• Supplied data:
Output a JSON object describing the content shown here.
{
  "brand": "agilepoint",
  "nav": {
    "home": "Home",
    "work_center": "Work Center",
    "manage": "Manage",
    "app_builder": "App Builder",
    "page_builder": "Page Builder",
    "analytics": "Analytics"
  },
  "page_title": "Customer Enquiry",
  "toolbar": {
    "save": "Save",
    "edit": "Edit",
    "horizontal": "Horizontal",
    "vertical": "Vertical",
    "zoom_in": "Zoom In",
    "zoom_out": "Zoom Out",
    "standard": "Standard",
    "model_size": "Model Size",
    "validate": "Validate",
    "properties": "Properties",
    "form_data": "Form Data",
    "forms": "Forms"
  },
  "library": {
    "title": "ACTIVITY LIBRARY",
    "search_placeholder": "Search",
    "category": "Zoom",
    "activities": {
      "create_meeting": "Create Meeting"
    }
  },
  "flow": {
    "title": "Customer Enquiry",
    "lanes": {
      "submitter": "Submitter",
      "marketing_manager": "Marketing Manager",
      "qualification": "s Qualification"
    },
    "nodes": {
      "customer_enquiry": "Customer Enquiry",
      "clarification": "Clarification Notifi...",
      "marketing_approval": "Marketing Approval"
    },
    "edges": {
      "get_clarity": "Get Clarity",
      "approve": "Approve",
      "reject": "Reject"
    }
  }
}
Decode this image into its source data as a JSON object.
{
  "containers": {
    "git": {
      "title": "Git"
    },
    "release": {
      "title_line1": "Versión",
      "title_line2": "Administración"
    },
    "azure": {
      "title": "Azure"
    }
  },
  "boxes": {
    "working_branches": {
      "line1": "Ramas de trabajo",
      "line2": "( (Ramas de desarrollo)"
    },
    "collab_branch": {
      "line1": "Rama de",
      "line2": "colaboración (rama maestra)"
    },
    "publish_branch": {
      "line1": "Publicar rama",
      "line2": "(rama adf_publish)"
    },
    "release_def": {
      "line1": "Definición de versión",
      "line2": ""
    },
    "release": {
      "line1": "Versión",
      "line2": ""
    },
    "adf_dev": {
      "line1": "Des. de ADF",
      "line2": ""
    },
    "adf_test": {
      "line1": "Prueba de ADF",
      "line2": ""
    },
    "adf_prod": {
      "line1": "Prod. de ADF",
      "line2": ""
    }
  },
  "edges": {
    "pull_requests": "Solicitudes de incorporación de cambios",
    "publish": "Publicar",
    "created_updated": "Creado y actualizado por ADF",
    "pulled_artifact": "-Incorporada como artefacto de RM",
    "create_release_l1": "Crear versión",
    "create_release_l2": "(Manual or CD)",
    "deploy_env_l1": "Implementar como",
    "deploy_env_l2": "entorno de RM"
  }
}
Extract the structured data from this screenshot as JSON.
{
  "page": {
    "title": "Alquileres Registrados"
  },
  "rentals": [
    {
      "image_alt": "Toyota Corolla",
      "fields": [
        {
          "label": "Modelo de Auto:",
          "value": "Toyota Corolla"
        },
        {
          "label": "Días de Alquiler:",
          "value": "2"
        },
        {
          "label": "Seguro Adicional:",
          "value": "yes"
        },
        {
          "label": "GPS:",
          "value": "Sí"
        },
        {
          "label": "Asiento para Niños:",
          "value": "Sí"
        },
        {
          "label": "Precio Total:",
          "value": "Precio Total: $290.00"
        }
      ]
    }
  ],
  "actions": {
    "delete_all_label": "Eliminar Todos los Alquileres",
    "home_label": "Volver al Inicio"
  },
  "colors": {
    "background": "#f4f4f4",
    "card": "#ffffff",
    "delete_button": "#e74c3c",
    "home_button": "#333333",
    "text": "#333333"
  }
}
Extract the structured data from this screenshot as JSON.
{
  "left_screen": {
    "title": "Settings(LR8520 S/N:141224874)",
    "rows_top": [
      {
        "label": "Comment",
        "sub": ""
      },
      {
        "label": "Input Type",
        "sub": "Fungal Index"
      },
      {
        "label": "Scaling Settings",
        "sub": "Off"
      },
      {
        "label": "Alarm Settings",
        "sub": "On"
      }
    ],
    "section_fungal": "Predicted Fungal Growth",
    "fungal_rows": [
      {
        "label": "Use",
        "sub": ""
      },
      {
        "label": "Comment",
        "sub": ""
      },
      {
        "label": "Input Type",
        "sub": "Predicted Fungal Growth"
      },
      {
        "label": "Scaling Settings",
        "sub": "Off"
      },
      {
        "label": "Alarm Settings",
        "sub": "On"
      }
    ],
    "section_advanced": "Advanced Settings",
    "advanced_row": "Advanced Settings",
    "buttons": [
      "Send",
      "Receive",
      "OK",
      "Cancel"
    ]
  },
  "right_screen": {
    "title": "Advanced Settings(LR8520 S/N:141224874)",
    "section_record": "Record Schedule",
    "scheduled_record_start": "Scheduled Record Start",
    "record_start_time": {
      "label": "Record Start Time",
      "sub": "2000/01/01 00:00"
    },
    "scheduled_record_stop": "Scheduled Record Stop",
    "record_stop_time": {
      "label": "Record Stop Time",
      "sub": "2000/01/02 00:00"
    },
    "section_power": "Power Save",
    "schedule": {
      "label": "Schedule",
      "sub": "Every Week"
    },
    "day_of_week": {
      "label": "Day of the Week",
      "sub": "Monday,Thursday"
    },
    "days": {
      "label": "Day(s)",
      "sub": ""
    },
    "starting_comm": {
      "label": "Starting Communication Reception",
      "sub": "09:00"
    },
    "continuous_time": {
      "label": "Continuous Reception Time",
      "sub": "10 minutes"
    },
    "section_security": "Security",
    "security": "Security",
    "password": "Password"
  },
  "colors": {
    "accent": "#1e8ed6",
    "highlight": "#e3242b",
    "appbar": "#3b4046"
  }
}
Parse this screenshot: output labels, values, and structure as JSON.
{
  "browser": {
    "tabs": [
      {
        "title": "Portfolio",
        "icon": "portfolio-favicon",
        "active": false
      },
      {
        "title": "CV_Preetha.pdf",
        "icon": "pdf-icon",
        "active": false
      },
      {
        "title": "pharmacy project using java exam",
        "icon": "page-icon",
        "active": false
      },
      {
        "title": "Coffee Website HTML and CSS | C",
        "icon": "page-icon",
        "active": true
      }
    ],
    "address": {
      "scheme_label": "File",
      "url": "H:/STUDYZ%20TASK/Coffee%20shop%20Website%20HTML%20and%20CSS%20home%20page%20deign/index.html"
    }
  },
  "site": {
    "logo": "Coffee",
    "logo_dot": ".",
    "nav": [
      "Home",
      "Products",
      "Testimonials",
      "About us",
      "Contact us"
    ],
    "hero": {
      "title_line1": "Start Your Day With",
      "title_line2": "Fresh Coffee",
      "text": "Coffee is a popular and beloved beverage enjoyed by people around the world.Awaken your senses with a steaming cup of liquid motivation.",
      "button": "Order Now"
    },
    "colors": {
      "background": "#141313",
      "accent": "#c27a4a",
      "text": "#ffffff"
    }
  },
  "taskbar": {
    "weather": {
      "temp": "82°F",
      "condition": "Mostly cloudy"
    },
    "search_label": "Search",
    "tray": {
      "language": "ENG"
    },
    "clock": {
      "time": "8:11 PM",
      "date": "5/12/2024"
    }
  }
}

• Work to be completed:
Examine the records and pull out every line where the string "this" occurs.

• Task response:
Decode this image into its source data as a JSON object.
Extract the structured data from this screenshot as JSON.
Extract the structured data from this screenshot as JSON.
Parse this screenshot: output labels, values, and structure as JSON.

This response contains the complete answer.